• BRIEF: Among the entries that follow, how many lines contain the word "Collection"? Give the number alone.

• TASK DATA:

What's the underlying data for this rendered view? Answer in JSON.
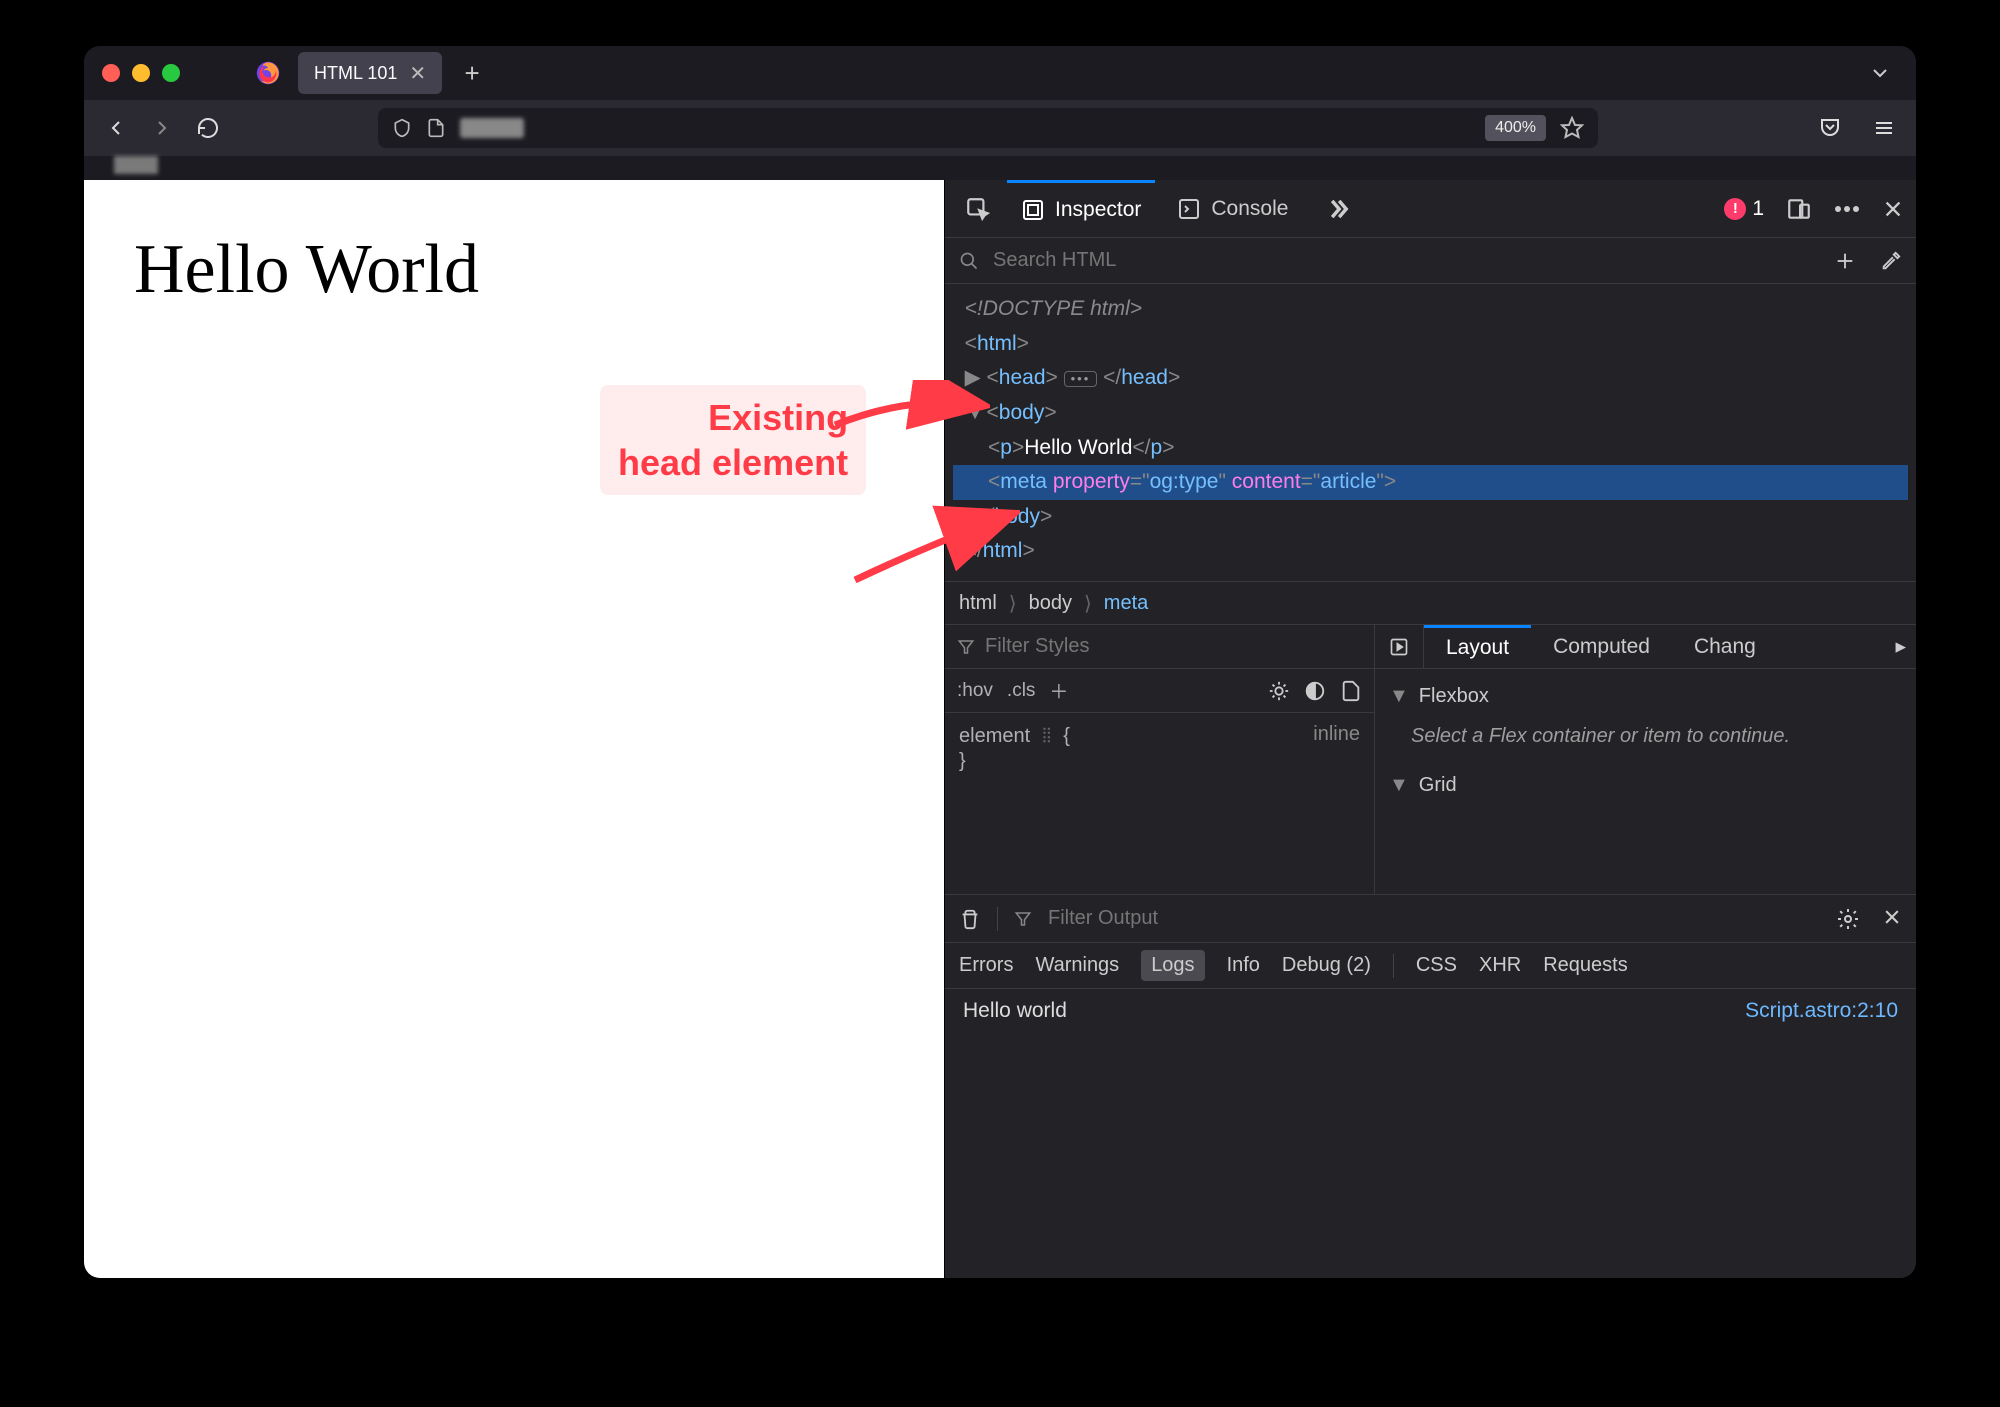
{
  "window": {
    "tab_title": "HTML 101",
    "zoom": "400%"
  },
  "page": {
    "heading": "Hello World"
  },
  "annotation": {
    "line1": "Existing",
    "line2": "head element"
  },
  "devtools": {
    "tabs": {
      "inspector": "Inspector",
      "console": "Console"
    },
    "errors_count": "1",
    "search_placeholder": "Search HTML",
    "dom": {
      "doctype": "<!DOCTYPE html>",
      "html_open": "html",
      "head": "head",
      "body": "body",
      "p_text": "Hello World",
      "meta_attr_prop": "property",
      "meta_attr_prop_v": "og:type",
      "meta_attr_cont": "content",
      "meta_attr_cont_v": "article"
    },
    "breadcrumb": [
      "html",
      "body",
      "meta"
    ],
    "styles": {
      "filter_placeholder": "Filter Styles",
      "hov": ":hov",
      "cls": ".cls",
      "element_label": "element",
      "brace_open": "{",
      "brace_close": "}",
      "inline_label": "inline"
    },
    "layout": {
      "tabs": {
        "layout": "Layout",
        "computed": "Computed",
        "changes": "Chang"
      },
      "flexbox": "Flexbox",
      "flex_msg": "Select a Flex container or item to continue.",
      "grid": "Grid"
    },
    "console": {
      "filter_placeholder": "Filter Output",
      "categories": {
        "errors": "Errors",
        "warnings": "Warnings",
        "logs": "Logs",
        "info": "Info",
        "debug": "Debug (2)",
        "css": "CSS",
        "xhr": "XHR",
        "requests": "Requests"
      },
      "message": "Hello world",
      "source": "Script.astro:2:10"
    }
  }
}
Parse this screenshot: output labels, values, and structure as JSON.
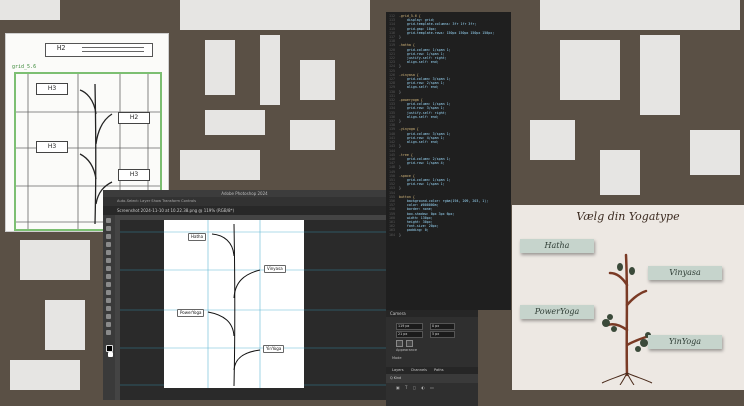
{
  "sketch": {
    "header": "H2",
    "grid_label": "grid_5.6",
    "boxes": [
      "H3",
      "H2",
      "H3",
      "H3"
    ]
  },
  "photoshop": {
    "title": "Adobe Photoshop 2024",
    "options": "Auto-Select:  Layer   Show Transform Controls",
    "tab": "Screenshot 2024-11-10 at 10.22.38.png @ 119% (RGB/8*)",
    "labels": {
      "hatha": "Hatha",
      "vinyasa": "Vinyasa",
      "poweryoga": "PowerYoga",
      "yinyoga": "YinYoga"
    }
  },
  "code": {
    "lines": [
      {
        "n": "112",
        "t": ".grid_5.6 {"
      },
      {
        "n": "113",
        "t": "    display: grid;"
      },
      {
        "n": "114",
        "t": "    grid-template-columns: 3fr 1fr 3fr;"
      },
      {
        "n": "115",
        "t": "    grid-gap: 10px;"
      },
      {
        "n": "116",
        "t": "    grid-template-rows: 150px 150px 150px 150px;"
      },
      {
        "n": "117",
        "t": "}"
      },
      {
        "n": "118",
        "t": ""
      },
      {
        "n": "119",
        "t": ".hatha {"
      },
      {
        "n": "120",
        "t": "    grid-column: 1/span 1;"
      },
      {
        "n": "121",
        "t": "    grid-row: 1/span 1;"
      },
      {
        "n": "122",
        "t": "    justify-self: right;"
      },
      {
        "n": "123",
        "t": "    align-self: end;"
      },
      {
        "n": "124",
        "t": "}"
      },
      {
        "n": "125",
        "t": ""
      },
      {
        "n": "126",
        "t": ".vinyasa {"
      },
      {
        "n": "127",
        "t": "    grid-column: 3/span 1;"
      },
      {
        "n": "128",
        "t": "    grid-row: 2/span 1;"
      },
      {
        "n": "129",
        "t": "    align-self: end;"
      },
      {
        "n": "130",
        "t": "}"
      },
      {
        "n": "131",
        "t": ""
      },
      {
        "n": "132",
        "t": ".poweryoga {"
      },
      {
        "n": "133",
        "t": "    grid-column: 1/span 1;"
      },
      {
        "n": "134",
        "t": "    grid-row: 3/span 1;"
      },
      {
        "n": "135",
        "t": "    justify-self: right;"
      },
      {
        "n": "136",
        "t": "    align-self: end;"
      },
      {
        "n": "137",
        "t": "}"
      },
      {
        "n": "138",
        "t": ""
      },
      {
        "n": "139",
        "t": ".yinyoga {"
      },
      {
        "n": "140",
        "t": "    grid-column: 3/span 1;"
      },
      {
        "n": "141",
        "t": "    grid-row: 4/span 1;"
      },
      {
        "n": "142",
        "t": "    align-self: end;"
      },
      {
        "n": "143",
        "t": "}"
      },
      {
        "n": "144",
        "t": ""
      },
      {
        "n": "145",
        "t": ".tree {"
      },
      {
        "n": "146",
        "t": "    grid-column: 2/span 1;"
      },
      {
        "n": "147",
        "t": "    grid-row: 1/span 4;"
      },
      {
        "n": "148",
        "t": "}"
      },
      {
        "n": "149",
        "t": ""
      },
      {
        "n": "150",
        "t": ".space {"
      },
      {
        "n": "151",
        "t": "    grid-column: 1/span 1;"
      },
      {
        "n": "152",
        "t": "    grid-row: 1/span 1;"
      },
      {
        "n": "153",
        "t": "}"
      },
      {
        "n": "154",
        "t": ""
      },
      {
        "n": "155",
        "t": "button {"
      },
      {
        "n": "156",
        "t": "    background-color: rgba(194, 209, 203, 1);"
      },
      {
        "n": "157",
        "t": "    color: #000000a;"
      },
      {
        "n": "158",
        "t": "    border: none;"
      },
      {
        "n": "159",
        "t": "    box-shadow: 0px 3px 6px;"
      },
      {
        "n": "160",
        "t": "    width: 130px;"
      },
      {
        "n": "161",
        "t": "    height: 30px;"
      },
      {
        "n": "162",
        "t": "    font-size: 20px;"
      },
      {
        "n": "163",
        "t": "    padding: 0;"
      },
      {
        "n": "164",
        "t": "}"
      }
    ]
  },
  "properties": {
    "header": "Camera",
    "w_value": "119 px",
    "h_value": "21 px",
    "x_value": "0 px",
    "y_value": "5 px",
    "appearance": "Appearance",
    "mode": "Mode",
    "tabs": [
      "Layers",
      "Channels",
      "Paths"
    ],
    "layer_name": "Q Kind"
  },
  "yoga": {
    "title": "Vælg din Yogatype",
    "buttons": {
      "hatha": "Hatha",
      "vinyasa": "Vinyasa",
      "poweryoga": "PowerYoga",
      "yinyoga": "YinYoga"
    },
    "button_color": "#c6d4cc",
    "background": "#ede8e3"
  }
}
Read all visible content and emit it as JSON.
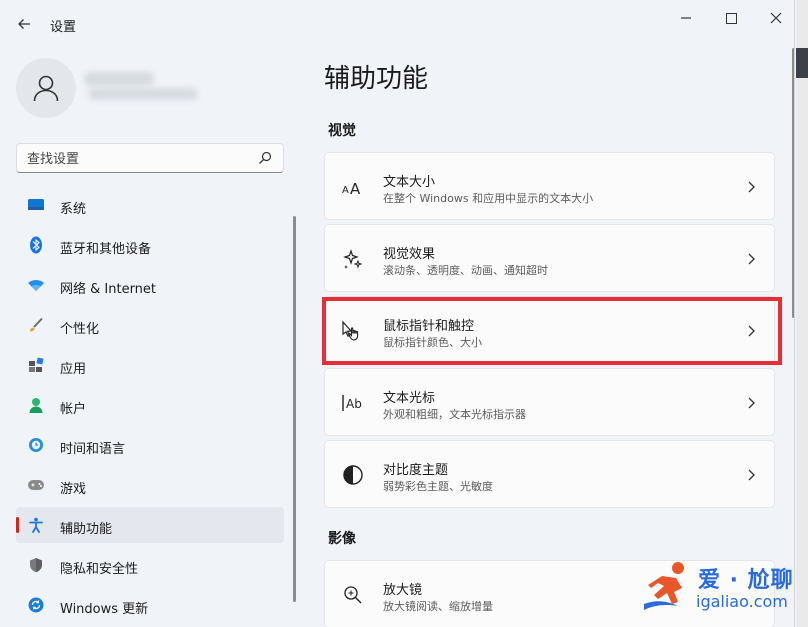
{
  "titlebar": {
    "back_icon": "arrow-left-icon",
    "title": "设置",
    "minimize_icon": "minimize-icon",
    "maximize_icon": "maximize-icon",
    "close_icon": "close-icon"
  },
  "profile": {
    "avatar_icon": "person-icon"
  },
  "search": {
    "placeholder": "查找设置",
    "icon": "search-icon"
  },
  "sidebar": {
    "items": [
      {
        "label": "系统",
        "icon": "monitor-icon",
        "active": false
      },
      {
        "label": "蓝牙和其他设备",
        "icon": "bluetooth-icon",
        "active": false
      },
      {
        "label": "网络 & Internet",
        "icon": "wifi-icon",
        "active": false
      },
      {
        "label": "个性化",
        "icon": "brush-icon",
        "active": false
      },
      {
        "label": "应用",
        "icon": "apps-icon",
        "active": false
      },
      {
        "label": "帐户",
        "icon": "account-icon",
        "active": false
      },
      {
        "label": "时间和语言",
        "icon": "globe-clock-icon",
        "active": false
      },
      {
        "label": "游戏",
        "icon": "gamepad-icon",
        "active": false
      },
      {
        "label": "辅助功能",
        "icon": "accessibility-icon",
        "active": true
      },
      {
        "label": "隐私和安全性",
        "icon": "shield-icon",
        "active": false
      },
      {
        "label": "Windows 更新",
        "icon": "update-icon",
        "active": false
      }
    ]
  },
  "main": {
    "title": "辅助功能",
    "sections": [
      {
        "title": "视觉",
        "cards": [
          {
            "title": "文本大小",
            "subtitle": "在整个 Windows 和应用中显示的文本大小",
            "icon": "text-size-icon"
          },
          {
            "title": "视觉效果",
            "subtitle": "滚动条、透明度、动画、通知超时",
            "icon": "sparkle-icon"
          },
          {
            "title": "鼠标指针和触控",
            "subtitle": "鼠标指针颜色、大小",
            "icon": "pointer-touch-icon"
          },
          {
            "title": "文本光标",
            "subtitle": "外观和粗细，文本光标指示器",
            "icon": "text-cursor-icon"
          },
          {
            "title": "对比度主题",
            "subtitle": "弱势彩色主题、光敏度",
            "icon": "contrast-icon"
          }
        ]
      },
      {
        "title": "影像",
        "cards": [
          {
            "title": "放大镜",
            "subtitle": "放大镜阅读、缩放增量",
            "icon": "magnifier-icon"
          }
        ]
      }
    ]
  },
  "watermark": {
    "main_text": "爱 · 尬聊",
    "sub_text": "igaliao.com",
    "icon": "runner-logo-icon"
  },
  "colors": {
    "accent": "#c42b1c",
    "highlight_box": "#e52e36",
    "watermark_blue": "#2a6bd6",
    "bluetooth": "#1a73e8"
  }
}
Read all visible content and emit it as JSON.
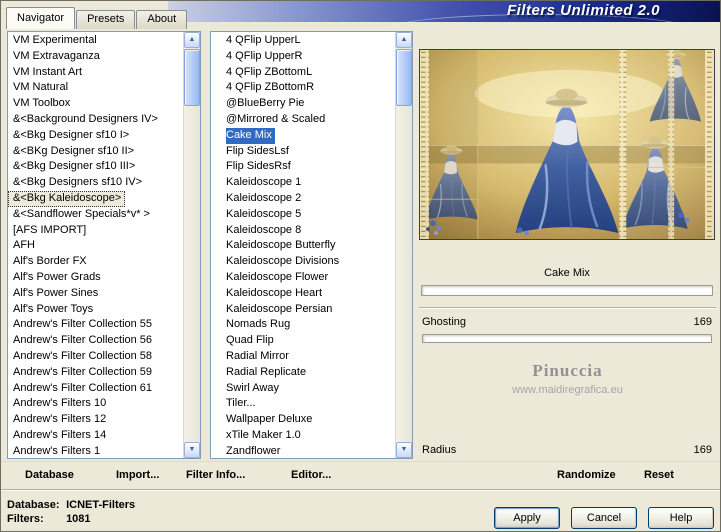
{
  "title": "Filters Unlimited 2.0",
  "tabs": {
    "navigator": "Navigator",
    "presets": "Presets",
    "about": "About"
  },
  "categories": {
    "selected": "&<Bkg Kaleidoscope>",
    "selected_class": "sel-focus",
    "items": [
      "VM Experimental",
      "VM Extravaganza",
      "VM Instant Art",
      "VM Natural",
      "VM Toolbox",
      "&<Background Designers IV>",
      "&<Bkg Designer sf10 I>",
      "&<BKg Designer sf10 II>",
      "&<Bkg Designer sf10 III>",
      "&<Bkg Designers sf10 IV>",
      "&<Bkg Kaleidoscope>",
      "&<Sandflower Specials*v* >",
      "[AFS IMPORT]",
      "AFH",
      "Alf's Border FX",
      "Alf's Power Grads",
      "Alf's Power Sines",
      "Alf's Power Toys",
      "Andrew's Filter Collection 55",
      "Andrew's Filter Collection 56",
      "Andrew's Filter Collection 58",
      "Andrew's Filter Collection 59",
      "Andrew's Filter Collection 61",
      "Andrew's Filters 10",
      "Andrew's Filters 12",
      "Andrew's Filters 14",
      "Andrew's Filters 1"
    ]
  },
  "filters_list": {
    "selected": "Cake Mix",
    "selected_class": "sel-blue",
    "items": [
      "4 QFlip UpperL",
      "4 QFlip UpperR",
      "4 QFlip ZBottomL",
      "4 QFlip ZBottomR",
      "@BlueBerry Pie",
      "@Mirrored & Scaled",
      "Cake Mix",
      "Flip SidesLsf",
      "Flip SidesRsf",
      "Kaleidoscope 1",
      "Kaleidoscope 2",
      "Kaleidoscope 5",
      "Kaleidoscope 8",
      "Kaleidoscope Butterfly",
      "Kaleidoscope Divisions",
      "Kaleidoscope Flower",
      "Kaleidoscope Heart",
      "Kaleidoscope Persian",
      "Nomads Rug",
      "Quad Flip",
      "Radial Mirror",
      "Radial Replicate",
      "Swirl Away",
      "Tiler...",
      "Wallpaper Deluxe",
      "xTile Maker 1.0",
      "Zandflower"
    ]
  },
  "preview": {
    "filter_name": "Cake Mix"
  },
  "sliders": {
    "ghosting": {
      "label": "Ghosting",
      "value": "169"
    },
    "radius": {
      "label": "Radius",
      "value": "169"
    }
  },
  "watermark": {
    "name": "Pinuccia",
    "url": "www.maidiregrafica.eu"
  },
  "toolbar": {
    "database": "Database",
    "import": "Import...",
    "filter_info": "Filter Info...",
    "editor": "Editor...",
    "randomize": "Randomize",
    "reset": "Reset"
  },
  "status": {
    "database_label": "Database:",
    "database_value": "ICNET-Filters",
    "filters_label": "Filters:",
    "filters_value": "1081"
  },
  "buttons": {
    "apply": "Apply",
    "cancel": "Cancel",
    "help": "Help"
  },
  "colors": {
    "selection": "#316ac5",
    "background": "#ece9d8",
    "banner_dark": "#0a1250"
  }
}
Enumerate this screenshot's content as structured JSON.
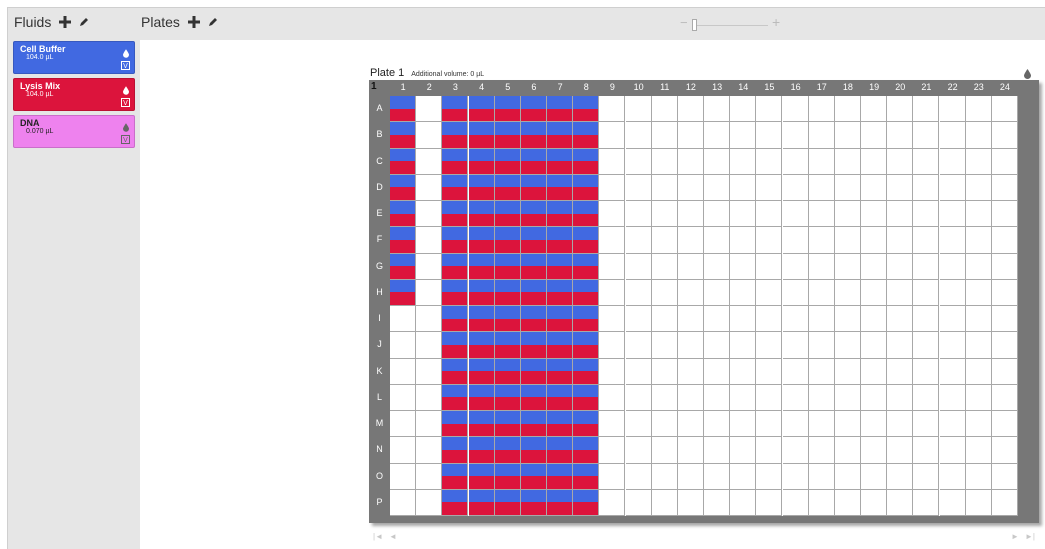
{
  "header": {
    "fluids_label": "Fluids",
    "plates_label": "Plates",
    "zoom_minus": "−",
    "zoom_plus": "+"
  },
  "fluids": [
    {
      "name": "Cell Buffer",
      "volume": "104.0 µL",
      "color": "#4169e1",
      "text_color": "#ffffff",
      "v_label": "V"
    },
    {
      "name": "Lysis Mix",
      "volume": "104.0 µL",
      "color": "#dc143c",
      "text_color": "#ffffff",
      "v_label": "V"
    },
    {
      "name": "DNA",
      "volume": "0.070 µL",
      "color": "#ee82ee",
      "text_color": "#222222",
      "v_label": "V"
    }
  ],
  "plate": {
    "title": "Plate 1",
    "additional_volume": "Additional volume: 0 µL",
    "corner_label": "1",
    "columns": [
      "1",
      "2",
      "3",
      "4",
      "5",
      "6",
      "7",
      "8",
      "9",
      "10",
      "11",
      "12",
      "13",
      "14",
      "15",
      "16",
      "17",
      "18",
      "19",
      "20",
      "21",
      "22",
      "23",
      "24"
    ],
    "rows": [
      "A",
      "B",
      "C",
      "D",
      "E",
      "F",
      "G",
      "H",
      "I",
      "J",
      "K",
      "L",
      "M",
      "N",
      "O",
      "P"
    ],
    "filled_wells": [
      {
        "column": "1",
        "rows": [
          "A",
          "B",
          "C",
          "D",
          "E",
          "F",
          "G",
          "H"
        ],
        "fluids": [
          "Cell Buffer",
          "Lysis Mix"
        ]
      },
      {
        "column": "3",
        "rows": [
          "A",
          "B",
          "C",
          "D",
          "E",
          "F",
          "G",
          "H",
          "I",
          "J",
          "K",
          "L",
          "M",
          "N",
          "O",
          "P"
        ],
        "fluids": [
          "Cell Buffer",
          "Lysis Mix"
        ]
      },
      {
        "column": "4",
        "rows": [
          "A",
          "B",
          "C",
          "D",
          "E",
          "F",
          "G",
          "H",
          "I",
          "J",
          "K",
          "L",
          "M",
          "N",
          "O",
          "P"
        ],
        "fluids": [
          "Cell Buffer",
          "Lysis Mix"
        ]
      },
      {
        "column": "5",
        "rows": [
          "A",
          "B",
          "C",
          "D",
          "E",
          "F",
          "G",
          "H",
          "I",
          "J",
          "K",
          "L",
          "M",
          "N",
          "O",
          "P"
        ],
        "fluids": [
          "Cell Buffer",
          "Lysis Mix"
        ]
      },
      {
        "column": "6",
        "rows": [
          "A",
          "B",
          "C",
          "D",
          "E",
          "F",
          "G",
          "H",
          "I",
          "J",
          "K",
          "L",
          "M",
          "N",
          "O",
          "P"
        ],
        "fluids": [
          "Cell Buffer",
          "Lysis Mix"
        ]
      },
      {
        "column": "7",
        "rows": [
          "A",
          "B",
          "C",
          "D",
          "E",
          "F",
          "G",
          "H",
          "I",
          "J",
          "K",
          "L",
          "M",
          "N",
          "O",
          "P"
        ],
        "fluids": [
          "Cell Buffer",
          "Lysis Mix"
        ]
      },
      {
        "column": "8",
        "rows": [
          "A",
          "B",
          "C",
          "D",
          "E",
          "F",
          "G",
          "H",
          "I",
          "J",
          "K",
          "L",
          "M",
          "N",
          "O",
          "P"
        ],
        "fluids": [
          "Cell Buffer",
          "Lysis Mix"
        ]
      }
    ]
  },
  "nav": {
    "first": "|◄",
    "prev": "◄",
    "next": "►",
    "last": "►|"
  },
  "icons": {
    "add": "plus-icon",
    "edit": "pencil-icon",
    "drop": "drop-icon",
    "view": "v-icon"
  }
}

• EXPECTED OUTPUT: 5